The study from the Roy McKenzie Centre for the Study of Families and Children (RMC) and Institute for Governance and Policy Studies (IGPS) estimates the unemployment rate grew from 5.3 percent before lockdown to 10.3 percent by the third week of alert level 4.

Just over 2000 New Zealanders took part in the study, and researchers said many families lost out economically during lockdown - 44 percent of respondents were from a household where someone had experienced job or income loss.

Those who lost jobs or income over this period also reported experiencing feelings of anger, depression, stress and loneliness.

IGPS senior research fellow Dr Michael Fletcher says the economic effects of lockdown were "larger than some recent commentators suggest".

"A bit under half of New Zealand households we surveyed experienced an economic loss and there was a net job loss of about 130,000. That's a big negative jolt."

But overall, the ways families operated remained strong and there was little change in family and relationship functions, RMC director Dr Kate Prickett says.

"Fears lockdown would strain family relationships were not borne out generally.
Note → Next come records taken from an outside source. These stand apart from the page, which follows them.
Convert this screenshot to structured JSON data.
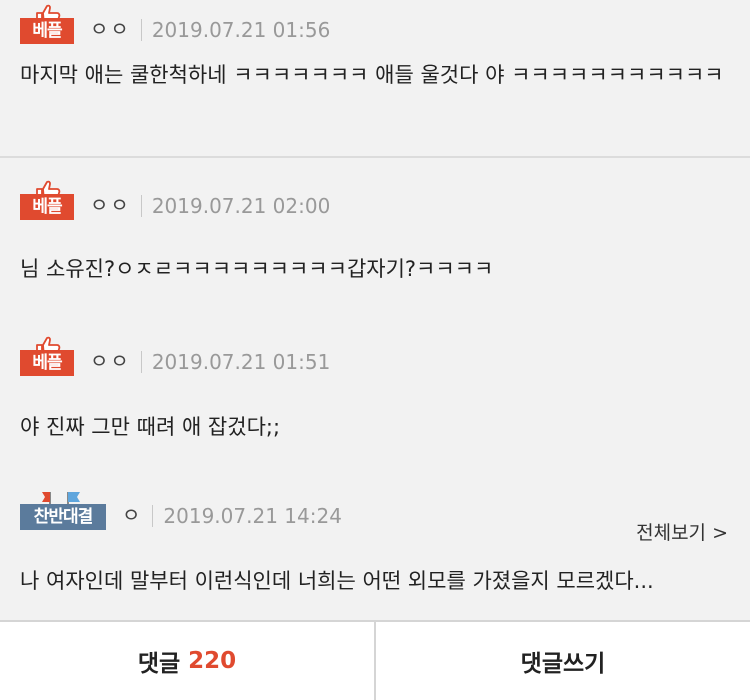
{
  "comments": [
    {
      "badge": "베플",
      "nickname": "ㅇㅇ",
      "date": "2019.07.21 01:56",
      "text": "마지막 애는 쿨한척하네 ㅋㅋㅋㅋㅋㅋㅋ 애들 울것다 야 ㅋㅋㅋㅋㅋㅋㅋㅋㅋㅋㅋ"
    },
    {
      "badge": "베플",
      "nickname": "ㅇㅇ",
      "date": "2019.07.21 02:00",
      "text": "님 소유진?ㅇㅈㄹㅋㅋㅋㅋㅋㅋㅋㅋㅋ갑자기?ㅋㅋㅋㅋ"
    },
    {
      "badge": "베플",
      "nickname": "ㅇㅇ",
      "date": "2019.07.21 01:51",
      "text": "야 진짜 그만 때려 애 잡겄다;;"
    },
    {
      "badge": "찬반대결",
      "nickname": "ㅇ",
      "date": "2019.07.21 14:24",
      "more": "전체보기 >",
      "text": "나 여자인데 말부터 이런식인데 너희는 어떤 외모를 가졌을지 모르겠다..."
    }
  ],
  "footer": {
    "comments_label": "댓글",
    "comments_count": "220",
    "write_label": "댓글쓰기"
  },
  "colors": {
    "best_badge": "#e04a2f",
    "versus_badge": "#5b7b9c",
    "count": "#e04a2f"
  }
}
In terms of family functioning, families as a whole were incredibly robust. This suggests considerable family strength in New Zealand in a very uncertain and stressful time."

But some parents found lockdown challenging, with 52 percent of working mothers and 47 percent of working fathers reporting an increase in family demands.

Researchers said the increase in family demands was generally larger for mothers and the gender gap the widest among parents of young children. Working mothers with children aged up to four years old had a large increase in family demands - nearly twice as high as working fathers with young children.

More negative emotions were associated with the work-family conflict than positive ones, and the wellbeing gap was stronger with mothers. Larger work-family time pressures also saw an increase in partner conflict and a decrease in partner supportiveness, along with declines in parental role satisfaction. These changes were also stronger among mothers.

The full report will be made available on Friday.